How to complete this task >>
Look through the data below, and copy each line that carries the word "free".

### Record excerpts ###

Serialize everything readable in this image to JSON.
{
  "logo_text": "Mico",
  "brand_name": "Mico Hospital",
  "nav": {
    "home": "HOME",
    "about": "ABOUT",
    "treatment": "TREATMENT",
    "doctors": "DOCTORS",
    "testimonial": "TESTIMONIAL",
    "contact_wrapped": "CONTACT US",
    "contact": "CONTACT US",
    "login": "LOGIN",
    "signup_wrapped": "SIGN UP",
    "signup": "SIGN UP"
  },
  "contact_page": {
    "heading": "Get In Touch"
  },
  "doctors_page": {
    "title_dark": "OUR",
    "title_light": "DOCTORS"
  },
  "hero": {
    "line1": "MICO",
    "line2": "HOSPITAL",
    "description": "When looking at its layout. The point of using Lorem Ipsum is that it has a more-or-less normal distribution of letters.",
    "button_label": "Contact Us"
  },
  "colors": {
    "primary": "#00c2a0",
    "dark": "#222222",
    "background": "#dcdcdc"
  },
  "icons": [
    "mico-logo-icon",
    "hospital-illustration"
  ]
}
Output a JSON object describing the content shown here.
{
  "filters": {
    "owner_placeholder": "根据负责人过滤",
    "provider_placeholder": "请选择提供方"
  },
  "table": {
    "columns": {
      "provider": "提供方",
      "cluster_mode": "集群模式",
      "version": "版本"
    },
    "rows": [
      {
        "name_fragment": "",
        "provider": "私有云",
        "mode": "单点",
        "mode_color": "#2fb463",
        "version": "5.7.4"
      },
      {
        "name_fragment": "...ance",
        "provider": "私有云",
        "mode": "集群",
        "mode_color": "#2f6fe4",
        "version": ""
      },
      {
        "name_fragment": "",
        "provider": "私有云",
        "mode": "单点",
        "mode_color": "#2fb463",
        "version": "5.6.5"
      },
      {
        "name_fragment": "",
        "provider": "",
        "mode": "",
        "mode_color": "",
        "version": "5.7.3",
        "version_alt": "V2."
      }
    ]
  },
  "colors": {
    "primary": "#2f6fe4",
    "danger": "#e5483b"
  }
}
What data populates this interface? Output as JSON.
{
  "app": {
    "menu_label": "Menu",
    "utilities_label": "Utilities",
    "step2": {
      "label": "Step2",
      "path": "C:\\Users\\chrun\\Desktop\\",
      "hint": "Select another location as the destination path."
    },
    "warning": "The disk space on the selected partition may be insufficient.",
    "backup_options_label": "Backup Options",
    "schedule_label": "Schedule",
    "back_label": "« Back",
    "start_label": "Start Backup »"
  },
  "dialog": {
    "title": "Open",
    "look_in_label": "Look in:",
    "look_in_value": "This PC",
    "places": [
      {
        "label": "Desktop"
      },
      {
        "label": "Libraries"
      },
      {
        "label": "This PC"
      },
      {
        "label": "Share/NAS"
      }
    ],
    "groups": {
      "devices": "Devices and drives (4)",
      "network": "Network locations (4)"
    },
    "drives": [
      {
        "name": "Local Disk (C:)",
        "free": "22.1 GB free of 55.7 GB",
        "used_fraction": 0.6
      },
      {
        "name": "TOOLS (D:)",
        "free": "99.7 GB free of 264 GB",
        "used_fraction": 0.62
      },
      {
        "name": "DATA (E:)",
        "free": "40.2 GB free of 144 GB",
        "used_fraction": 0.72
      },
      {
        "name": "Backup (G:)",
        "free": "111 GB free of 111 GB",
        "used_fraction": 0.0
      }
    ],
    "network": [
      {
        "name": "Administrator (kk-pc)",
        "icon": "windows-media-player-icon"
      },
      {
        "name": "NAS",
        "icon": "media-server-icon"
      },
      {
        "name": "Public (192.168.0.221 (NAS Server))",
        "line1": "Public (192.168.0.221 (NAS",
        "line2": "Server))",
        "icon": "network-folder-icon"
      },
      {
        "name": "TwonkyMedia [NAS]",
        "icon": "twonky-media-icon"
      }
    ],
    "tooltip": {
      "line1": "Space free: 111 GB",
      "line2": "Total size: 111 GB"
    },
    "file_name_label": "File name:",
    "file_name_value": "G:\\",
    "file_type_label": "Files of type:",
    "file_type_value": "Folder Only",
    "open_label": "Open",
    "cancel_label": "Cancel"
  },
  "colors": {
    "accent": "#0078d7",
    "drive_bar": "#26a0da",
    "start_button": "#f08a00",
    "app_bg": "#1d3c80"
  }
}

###

Task output >>
        "free": "22.1 GB free of 55.7 GB",
        "free": "99.7 GB free of 264 GB",
        "free": "40.2 GB free of 144 GB",
        "free": "111 GB free of 111 GB",
      "line1": "Space free: 111 GB",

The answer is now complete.